Data records for software interfaces:
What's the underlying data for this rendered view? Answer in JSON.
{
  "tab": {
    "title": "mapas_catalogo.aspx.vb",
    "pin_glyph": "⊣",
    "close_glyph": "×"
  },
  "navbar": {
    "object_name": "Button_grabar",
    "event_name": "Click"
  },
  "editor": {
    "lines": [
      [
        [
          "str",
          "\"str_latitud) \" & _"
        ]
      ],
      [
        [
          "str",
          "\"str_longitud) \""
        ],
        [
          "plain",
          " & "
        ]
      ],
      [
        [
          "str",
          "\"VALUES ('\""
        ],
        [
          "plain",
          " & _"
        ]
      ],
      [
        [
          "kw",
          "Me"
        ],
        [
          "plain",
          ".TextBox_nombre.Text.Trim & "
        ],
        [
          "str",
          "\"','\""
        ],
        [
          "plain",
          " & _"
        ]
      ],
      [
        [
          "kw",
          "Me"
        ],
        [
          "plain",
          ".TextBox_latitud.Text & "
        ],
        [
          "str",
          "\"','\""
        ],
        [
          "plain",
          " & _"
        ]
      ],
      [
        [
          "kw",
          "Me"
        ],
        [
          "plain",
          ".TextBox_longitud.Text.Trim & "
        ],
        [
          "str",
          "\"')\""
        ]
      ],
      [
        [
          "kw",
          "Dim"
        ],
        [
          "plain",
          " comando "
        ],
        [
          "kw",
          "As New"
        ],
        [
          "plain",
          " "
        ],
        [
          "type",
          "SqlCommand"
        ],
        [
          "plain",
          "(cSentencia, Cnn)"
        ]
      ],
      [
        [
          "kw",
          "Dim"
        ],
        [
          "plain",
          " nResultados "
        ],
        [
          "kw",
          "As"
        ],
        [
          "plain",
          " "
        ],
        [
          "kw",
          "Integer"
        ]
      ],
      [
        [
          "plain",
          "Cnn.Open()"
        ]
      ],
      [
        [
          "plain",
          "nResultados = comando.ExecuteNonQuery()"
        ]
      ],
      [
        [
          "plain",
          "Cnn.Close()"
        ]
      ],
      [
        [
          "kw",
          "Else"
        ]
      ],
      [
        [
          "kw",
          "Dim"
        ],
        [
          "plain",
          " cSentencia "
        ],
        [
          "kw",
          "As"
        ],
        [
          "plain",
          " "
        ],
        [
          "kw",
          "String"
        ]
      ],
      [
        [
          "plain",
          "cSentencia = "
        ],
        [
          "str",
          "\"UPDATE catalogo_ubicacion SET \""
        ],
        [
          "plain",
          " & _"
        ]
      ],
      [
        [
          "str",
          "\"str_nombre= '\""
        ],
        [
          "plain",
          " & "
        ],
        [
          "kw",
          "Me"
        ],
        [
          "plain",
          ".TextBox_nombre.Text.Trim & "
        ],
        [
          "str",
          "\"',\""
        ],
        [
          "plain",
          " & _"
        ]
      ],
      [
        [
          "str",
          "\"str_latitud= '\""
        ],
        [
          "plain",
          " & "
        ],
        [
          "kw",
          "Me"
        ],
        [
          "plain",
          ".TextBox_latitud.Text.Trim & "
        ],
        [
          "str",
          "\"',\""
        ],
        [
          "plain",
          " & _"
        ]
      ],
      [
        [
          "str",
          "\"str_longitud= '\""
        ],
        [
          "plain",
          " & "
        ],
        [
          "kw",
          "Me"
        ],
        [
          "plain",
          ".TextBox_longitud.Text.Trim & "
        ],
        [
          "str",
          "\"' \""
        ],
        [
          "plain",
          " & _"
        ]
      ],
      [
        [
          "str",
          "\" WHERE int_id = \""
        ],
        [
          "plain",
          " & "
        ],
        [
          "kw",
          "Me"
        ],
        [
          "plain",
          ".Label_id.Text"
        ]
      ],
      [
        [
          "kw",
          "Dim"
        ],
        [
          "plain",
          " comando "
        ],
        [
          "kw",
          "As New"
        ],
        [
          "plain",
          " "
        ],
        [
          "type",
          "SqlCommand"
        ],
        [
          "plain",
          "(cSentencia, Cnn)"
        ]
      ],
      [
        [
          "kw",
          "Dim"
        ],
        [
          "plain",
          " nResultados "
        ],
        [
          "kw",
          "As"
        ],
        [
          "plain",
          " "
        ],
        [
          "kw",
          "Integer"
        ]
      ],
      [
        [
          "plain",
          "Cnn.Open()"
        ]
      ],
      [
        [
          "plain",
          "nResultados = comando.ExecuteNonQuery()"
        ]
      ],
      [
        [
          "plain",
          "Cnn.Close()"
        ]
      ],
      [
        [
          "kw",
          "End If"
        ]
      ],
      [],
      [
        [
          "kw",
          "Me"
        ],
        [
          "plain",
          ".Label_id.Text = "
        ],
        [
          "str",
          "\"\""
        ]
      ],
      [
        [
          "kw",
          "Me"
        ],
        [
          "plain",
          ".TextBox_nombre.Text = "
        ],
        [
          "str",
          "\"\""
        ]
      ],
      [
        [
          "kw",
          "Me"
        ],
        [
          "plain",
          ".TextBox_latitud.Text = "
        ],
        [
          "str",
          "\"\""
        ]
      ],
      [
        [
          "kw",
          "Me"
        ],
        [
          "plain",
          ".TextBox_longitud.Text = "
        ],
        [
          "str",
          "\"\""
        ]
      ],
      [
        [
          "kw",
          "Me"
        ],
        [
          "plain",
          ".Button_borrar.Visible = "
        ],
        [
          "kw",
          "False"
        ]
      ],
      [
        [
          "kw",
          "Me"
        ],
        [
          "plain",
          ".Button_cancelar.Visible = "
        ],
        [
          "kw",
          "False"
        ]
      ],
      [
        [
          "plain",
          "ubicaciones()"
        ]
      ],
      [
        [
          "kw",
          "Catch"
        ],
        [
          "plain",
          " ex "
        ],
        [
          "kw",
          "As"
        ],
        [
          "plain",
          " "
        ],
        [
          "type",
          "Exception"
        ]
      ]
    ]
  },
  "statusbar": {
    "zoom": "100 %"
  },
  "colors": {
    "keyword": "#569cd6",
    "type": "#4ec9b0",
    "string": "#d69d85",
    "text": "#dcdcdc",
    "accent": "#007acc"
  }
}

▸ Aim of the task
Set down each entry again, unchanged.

▸ Task result
What's the underlying data for this rendered view? Answer in JSON.
{
  "tab": {
    "title": "mapas_catalogo.aspx.vb",
    "pin_glyph": "⊣",
    "close_glyph": "×"
  },
  "navbar": {
    "object_name": "Button_grabar",
    "event_name": "Click"
  },
  "editor": {
    "lines": [
      [
        [
          "str",
          "\"str_latitud) \" & _"
        ]
      ],
      [
        [
          "str",
          "\"str_longitud) \""
        ],
        [
          "plain",
          " & "
        ]
      ],
      [
        [
          "str",
          "\"VALUES ('\""
        ],
        [
          "plain",
          " & _"
        ]
      ],
      [
        [
          "kw",
          "Me"
        ],
        [
          "plain",
          ".TextBox_nombre.Text.Trim & "
        ],
        [
          "str",
          "\"','\""
        ],
        [
          "plain",
          " & _"
        ]
      ],
      [
        [
          "kw",
          "Me"
        ],
        [
          "plain",
          ".TextBox_latitud.Text & "
        ],
        [
          "str",
          "\"','\""
        ],
        [
          "plain",
          " & _"
        ]
      ],
      [
        [
          "kw",
          "Me"
        ],
        [
          "plain",
          ".TextBox_longitud.Text.Trim & "
        ],
        [
          "str",
          "\"')\""
        ]
      ],
      [
        [
          "kw",
          "Dim"
        ],
        [
          "plain",
          " comando "
        ],
        [
          "kw",
          "As New"
        ],
        [
          "plain",
          " "
        ],
        [
          "type",
          "SqlCommand"
        ],
        [
          "plain",
          "(cSentencia, Cnn)"
        ]
      ],
      [
        [
          "kw",
          "Dim"
        ],
        [
          "plain",
          " nResultados "
        ],
        [
          "kw",
          "As"
        ],
        [
          "plain",
          " "
        ],
        [
          "kw",
          "Integer"
        ]
      ],
      [
        [
          "plain",
          "Cnn.Open()"
        ]
      ],
      [
        [
          "plain",
          "nResultados = comando.ExecuteNonQuery()"
        ]
      ],
      [
        [
          "plain",
          "Cnn.Close()"
        ]
      ],
      [
        [
          "kw",
          "Else"
        ]
      ],
      [
        [
          "kw",
          "Dim"
        ],
        [
          "plain",
          " cSentencia "
        ],
        [
          "kw",
          "As"
        ],
        [
          "plain",
          " "
        ],
        [
          "kw",
          "String"
        ]
      ],
      [
        [
          "plain",
          "cSentencia = "
        ],
        [
          "str",
          "\"UPDATE catalogo_ubicacion SET \""
        ],
        [
          "plain",
          " & _"
        ]
      ],
      [
        [
          "str",
          "\"str_nombre= '\""
        ],
        [
          "plain",
          " & "
        ],
        [
          "kw",
          "Me"
        ],
        [
          "plain",
          ".TextBox_nombre.Text.Trim & "
        ],
        [
          "str",
          "\"',\""
        ],
        [
          "plain",
          " & _"
        ]
      ],
      [
        [
          "str",
          "\"str_latitud= '\""
        ],
        [
          "plain",
          " & "
        ],
        [
          "kw",
          "Me"
        ],
        [
          "plain",
          ".TextBox_latitud.Text.Trim & "
        ],
        [
          "str",
          "\"',\""
        ],
        [
          "plain",
          " & _"
        ]
      ],
      [
        [
          "str",
          "\"str_longitud= '\""
        ],
        [
          "plain",
          " & "
        ],
        [
          "kw",
          "Me"
        ],
        [
          "plain",
          ".TextBox_longitud.Text.Trim & "
        ],
        [
          "str",
          "\"' \""
        ],
        [
          "plain",
          " & _"
        ]
      ],
      [
        [
          "str",
          "\" WHERE int_id = \""
        ],
        [
          "plain",
          " & "
        ],
        [
          "kw",
          "Me"
        ],
        [
          "plain",
          ".Label_id.Text"
        ]
      ],
      [
        [
          "kw",
          "Dim"
        ],
        [
          "plain",
          " comando "
        ],
        [
          "kw",
          "As New"
        ],
        [
          "plain",
          " "
        ],
        [
          "type",
          "SqlCommand"
        ],
        [
          "plain",
          "(cSentencia, Cnn)"
        ]
      ],
      [
        [
          "kw",
          "Dim"
        ],
        [
          "plain",
          " nResultados "
        ],
        [
          "kw",
          "As"
        ],
        [
          "plain",
          " "
        ],
        [
          "kw",
          "Integer"
        ]
      ],
      [
        [
          "plain",
          "Cnn.Open()"
        ]
      ],
      [
        [
          "plain",
          "nResultados = comando.ExecuteNonQuery()"
        ]
      ],
      [
        [
          "plain",
          "Cnn.Close()"
        ]
      ],
      [
        [
          "kw",
          "End If"
        ]
      ],
      [],
      [
        [
          "kw",
          "Me"
        ],
        [
          "plain",
          ".Label_id.Text = "
        ],
        [
          "str",
          "\"\""
        ]
      ],
      [
        [
          "kw",
          "Me"
        ],
        [
          "plain",
          ".TextBox_nombre.Text = "
        ],
        [
          "str",
          "\"\""
        ]
      ],
      [
        [
          "kw",
          "Me"
        ],
        [
          "plain",
          ".TextBox_latitud.Text = "
        ],
        [
          "str",
          "\"\""
        ]
      ],
      [
        [
          "kw",
          "Me"
        ],
        [
          "plain",
          ".TextBox_longitud.Text = "
        ],
        [
          "str",
          "\"\""
        ]
      ],
      [
        [
          "kw",
          "Me"
        ],
        [
          "plain",
          ".Button_borrar.Visible = "
        ],
        [
          "kw",
          "False"
        ]
      ],
      [
        [
          "kw",
          "Me"
        ],
        [
          "plain",
          ".Button_cancelar.Visible = "
        ],
        [
          "kw",
          "False"
        ]
      ],
      [
        [
          "plain",
          "ubicaciones()"
        ]
      ],
      [
        [
          "kw",
          "Catch"
        ],
        [
          "plain",
          " ex "
        ],
        [
          "kw",
          "As"
        ],
        [
          "plain",
          " "
        ],
        [
          "type",
          "Exception"
        ]
      ]
    ]
  },
  "statusbar": {
    "zoom": "100 %"
  },
  "colors": {
    "keyword": "#569cd6",
    "type": "#4ec9b0",
    "string": "#d69d85",
    "text": "#dcdcdc",
    "accent": "#007acc"
  }
}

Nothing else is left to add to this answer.